# Input data
■ ■ ■ ■ ■

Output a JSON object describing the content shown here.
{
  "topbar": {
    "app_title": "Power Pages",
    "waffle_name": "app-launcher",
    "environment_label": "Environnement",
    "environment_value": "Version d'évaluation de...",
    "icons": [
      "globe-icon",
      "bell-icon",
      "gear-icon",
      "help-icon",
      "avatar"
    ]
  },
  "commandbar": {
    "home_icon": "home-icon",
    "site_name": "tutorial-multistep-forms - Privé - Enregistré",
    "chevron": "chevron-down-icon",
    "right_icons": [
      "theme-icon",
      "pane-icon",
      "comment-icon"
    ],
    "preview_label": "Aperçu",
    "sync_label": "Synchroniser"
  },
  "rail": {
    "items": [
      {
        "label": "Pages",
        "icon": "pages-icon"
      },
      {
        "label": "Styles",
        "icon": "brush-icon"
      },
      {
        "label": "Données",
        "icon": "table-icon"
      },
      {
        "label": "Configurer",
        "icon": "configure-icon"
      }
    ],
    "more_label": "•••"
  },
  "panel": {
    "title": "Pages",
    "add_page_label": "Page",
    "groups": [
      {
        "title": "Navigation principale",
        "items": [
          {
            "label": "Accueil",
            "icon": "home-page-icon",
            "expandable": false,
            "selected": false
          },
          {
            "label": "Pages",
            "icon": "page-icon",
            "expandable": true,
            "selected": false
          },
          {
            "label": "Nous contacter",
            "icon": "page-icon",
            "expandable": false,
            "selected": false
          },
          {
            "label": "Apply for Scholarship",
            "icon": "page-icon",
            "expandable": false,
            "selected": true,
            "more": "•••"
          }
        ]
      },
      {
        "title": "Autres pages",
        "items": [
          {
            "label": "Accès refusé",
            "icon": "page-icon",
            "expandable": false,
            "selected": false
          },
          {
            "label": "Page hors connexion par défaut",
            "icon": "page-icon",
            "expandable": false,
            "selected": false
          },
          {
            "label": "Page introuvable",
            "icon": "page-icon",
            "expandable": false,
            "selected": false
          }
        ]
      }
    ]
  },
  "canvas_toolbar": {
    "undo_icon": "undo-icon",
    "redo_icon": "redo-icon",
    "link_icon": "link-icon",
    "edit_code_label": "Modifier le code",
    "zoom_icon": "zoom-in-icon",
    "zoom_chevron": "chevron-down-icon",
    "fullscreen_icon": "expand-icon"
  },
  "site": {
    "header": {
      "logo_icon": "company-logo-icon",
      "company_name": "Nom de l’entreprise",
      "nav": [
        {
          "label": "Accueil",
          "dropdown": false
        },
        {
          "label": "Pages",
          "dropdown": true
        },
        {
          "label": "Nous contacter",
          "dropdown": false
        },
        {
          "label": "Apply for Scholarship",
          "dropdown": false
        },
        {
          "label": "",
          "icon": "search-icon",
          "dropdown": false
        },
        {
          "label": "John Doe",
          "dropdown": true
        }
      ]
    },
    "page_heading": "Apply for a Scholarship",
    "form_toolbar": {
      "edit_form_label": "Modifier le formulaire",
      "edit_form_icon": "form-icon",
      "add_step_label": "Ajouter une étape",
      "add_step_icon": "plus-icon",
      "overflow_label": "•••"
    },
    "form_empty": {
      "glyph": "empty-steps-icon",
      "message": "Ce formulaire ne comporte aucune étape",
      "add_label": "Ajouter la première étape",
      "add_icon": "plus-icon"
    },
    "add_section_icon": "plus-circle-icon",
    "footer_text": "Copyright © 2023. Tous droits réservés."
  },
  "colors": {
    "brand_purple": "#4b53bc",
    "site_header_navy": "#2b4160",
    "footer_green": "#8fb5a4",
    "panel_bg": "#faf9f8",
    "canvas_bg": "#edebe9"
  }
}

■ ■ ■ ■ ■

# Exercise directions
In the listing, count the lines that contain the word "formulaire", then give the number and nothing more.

# Task result
2